**WHAT TO PRODUCE:** The entries that follow should be reproduced exactly, with no images carried over.

[DATA — start]

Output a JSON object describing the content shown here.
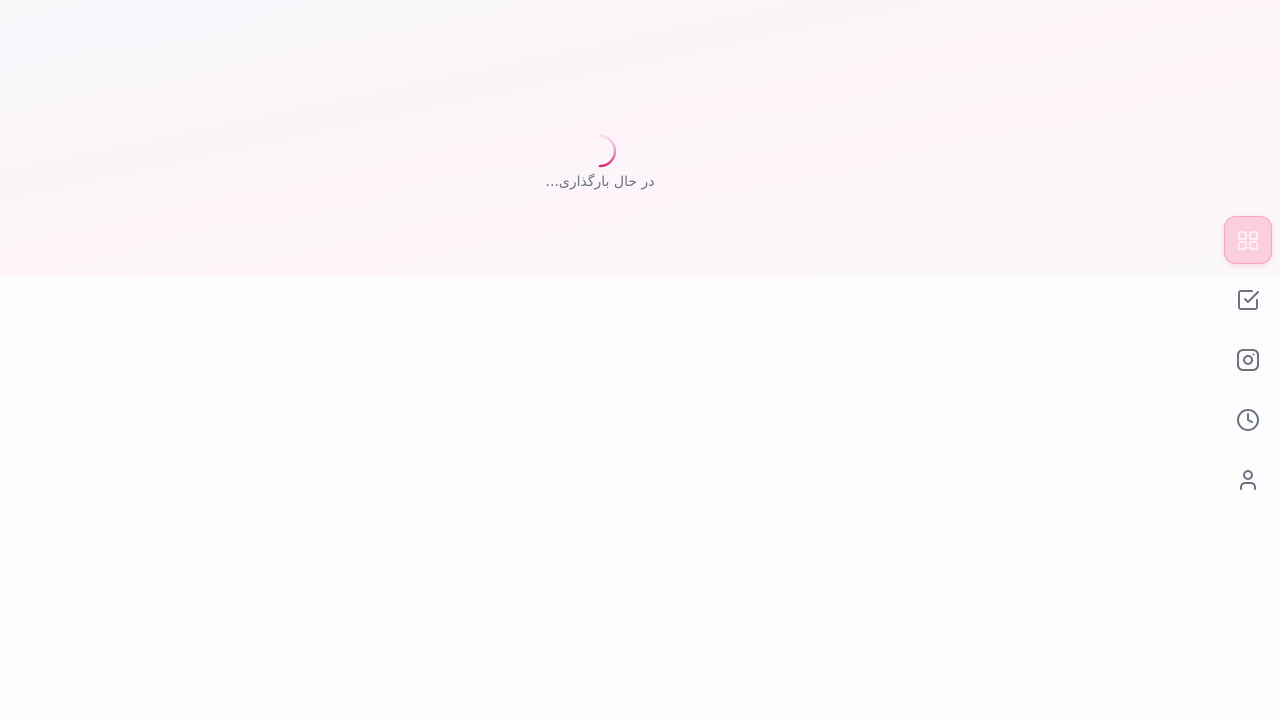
{
  "loading": {
    "text": "در حال بارگذاری..."
  },
  "colors": {
    "accent": "#ec4899",
    "active_bg": "#fccfde",
    "icon": "#6b7280",
    "text_muted": "#6b7280"
  },
  "nav": {
    "items": [
      {
        "icon": "dashboard-grid-icon",
        "active": true
      },
      {
        "icon": "checkbox-tasks-icon",
        "active": false
      },
      {
        "icon": "instagram-icon",
        "active": false
      },
      {
        "icon": "clock-history-icon",
        "active": false
      },
      {
        "icon": "user-profile-icon",
        "active": false
      }
    ]
  }
}
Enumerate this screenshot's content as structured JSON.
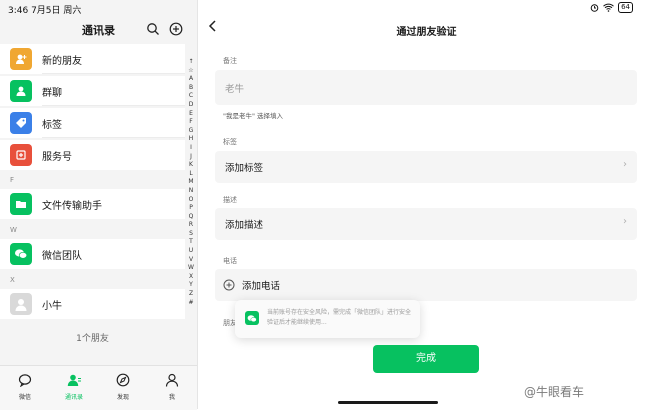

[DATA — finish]

**RESPONSE TO THIS EXERCISE:**
Output a JSON object describing the content shown here.
{
  "loading": {
    "text": "در حال بارگذاری..."
  },
  "colors": {
    "accent": "#ec4899",
    "active_bg": "#fccfde",
    "icon": "#6b7280",
    "text_muted": "#6b7280"
  },
  "nav": {
    "items": [
      {
        "icon": "dashboard-grid-icon",
        "active": true
      },
      {
        "icon": "checkbox-tasks-icon",
        "active": false
      },
      {
        "icon": "instagram-icon",
        "active": false
      },
      {
        "icon": "clock-history-icon",
        "active": false
      },
      {
        "icon": "user-profile-icon",
        "active": false
      }
    ]
  }
}
Enumerate this screenshot's content as structured JSON.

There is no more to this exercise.